Back in May last year I did some PR for the Prompt payment Directory and as part of that I ran a survey which looked at the human cost of late payment. The results were pretty startling with 29% of business owners saying they had suffered from some form of mental illness such as stress or anxiety.
Not only that but 36% had forgone their salary at one point or another while 21% had been unable to pay their mortgage or had to sell their home.
Losing something as fundamental as your home or having to take your children out of a school because a customer hasn’t paid your invoices is about as rough as it can get and yet this is happening all the time to a large number of business owners throughout the country.
Around the same time as I did my research study the fsb also published some research of their own basically saying that late payment was responsible for the closure of 50,000 businesses a year and cost the U.K. economy £2.5bn
Those too are pretty sobering numbers and yet still they didn’t really make national news.
Now Carillion has imploded and all of a sudden the nation is very aware of the cost of late or non payment and how it can affect small businesses, and yet this has been going on for years.
The first thing that comes to mind is that as a result of Carillion’s mess there will be some parents that will have some some very worrying times ahead of them and their children shouldn’t have to suffer for the crap job that Carillion’s top brass did in running that company.
The second thing that comes to mind is whether or not the chronic issue of late payment will move up a notch on the ladder of public and political consciousness and stay there or whether it will quietly slip back down again and continue life as the iceberg issue I wrote about in this post a couple of years ago.

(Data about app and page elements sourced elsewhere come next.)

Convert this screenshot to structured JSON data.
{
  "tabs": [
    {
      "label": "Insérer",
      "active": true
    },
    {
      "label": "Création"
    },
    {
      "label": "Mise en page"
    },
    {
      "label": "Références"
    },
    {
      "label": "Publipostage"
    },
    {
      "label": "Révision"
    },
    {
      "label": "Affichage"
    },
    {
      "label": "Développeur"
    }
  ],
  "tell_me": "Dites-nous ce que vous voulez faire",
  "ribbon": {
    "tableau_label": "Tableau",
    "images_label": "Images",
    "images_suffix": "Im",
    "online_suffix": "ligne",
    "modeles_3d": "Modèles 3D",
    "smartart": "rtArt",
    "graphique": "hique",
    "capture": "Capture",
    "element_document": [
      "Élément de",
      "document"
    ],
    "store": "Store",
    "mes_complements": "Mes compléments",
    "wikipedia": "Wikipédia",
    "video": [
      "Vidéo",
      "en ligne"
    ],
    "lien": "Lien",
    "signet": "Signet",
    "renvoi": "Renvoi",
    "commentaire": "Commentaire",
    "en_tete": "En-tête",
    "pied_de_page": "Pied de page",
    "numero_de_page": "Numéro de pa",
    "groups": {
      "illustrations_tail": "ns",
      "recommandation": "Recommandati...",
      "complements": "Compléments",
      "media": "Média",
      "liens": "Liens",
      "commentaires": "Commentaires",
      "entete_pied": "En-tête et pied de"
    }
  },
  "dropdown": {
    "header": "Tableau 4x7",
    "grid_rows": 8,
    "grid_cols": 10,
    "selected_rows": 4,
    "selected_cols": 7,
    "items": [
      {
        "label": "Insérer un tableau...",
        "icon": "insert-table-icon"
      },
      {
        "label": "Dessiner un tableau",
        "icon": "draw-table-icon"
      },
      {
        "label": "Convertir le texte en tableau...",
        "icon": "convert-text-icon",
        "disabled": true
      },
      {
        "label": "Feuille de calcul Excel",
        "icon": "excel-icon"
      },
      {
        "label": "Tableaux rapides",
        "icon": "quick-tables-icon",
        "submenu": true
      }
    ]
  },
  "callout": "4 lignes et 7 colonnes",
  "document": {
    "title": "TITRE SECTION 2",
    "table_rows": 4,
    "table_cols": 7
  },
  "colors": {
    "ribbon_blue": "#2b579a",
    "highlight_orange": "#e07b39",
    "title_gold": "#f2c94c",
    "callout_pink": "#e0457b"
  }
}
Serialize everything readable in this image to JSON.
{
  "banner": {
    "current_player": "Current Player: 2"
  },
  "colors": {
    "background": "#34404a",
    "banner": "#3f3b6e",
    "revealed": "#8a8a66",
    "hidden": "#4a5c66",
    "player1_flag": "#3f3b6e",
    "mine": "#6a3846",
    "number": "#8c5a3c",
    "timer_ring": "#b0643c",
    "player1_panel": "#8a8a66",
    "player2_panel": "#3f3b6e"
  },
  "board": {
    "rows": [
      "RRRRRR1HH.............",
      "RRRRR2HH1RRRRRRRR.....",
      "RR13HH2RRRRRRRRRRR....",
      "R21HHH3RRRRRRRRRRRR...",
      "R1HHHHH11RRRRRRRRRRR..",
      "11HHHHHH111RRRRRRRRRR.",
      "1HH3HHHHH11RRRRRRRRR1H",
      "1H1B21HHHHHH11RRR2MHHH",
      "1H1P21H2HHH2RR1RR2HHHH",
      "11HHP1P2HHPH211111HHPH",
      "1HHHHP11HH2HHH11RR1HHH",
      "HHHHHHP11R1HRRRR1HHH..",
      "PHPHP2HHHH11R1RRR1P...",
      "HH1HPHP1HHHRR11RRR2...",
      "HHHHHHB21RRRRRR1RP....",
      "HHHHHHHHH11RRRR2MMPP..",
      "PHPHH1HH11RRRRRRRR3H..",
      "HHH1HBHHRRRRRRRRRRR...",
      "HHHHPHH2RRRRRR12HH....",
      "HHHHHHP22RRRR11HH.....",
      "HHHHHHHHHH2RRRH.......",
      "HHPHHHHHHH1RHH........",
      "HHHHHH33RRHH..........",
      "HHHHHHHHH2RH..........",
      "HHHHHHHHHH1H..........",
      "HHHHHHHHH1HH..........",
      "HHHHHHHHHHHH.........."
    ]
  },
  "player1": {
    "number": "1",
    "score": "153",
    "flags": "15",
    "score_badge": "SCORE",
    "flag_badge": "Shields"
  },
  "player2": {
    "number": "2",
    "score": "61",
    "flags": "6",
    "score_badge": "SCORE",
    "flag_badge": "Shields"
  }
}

We are having our “Titanic” moment in the context of late payment and as a very sad result there will be some families (hopefully not many) that will be devastated by it. We’ll need to remember this moment and redouble our efforts in terms of corporate governance and supplier due diligence to make sure it doesn’t happen again and keep the self employment dreams of millions of talented people alive for many years to come.